Although the Bank of North Dakota is generally a well-run institution now, even its President and CEO, Eric Hardmeyer, advised against starting a state-owned bank in his article on New York Times. In Mr. Hardmeyer’s own words “Today, the bank receives many calls from people interested in starting a state-owned bank, and our response is consistent. We do not advocate the use of this model elsewhere.”
Mr. Hardmeyer said in his article “the Bank of North Dakota is successful because we are partners with North Dakota’s financial institutions, not competitors. However, according to the bill report of SB 5464, “The state bank would compete with private banks on a wide array of services that are offered and available by private banks, without having to pay taxes.” In other words, Senator Kuderer’s state bank would do exactly the opposite of what Bank of North Dakota has done!
Furthermore, when the government owns the banks, lending decisions become increasingly driven by politics, rather than economics. A 2002 paper from a Northwestern University economist found that areas with stronger political parties get lower interest rates from public banks.
The state is on the hook to guarantee all deposits in the state bank. When the first American public bank, the Vermont State Bank, failed after only six year’s operation in 1812, it costed the citizens of Vermont the equivalent of almost $3 billion in today’s dollars. Are Washingtonians ready for this kind of risk?
Update: A recent Bloomberg Businessweek article pointed out that startup costs of a public bank could be in billions. The Businessweek article said “The anticipated startup costs have derailed past attempts to found public banks.
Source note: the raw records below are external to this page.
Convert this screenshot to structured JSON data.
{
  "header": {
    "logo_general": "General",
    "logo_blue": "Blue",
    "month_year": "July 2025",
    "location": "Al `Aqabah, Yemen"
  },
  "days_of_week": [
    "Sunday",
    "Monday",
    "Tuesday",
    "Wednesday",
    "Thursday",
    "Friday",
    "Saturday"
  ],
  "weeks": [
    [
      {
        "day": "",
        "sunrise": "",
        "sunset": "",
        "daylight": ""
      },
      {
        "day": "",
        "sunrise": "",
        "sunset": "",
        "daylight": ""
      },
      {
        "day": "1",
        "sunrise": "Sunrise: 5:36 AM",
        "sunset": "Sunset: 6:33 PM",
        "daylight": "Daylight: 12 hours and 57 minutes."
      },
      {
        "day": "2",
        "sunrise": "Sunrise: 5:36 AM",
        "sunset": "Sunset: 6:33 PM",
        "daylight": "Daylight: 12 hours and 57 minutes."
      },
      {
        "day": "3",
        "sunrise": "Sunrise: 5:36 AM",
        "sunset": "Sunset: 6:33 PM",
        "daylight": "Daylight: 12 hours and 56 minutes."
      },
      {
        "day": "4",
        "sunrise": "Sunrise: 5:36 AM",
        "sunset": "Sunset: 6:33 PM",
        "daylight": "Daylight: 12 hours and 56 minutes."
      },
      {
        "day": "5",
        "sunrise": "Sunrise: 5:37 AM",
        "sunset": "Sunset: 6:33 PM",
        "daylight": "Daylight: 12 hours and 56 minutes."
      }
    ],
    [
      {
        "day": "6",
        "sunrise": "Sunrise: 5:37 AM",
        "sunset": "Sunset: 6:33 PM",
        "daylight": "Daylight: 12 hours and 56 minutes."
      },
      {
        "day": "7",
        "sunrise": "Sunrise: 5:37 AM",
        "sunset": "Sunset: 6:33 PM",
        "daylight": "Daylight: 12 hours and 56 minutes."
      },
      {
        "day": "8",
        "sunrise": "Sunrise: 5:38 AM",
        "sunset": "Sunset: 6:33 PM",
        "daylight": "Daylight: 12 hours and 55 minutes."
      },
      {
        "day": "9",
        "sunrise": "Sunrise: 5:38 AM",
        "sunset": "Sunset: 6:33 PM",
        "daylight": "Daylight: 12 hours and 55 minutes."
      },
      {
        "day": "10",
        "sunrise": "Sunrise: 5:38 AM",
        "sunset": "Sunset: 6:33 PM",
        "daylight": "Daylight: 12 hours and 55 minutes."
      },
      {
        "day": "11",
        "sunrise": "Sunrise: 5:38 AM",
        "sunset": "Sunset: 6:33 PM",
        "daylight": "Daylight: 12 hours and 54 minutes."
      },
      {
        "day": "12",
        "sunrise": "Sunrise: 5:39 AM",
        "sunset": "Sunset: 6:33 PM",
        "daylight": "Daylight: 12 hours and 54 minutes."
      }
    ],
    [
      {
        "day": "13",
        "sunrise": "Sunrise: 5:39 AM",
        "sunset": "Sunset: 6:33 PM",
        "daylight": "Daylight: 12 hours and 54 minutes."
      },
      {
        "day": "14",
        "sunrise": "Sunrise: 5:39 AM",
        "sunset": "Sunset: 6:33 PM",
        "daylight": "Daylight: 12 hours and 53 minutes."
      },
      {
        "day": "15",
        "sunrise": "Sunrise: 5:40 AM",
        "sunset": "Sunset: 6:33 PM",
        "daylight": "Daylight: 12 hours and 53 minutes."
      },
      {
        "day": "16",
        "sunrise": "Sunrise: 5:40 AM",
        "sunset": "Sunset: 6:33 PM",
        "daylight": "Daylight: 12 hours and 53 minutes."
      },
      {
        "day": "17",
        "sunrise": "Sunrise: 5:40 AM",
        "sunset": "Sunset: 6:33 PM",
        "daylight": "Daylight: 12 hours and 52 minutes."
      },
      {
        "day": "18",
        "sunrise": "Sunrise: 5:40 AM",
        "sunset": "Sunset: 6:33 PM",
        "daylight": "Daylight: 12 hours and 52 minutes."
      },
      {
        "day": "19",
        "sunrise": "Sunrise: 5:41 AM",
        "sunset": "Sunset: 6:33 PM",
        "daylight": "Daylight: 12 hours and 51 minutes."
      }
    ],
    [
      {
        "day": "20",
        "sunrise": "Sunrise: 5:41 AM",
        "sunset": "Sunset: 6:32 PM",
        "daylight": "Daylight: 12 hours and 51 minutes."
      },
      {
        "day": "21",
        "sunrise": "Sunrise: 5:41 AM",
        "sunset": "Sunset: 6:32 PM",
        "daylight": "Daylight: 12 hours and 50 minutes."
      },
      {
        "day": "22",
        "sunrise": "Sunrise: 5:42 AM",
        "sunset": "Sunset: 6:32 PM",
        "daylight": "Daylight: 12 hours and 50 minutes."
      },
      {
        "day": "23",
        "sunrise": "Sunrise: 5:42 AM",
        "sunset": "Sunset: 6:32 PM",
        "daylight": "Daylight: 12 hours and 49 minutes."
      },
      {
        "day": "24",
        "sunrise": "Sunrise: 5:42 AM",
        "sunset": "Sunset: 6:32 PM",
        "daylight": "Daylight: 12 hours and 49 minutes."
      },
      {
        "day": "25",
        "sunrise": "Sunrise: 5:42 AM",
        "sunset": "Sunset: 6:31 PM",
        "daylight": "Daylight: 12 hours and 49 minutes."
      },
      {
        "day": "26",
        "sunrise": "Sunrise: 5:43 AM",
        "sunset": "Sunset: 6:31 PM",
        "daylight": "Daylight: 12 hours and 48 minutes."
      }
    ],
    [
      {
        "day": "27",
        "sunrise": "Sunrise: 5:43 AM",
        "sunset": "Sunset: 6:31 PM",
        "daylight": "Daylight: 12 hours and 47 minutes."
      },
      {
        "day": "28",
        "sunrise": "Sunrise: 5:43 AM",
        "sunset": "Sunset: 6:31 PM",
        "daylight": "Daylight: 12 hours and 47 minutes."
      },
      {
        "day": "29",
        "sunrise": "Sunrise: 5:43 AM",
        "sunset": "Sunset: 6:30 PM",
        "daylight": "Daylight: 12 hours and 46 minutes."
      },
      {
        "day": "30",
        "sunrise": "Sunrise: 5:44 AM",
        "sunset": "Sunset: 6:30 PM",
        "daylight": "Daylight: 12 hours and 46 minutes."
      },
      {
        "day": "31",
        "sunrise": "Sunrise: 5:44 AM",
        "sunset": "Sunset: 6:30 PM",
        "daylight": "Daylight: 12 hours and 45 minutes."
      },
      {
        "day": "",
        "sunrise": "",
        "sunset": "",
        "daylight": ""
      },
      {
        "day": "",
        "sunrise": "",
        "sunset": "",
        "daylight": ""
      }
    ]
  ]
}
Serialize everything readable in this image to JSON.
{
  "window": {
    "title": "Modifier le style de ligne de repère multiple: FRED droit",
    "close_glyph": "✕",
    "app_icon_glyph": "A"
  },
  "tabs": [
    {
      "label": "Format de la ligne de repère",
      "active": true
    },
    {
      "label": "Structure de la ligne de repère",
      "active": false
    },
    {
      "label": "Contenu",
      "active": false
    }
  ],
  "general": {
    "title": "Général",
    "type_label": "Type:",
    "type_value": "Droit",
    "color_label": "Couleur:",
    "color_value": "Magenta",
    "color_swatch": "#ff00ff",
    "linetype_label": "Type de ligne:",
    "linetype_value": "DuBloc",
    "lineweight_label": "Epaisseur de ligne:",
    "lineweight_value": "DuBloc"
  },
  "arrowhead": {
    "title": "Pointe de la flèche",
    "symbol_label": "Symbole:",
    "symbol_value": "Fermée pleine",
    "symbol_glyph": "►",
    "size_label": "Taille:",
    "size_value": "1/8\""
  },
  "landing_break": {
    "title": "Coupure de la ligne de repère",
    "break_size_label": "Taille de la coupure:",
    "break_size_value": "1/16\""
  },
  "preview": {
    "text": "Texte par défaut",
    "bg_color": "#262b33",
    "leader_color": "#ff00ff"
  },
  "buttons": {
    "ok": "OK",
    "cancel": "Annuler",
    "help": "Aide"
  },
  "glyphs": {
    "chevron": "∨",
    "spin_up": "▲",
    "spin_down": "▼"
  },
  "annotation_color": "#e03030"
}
Massachusetts abandoned a proposal for one in 2011 after an analysis pegged the required capital at $3.6 billion. The chief legislative analyst for the L.A. City Council issued a report in February saying the costs there could be “exorbitant.” ” . On Nov. 6, voters in Los Angeles will be voting on a public bank. We will update readers on the result when it comes out.
Update: L.A. voters rejected measure to create public bank with 57.81% votes.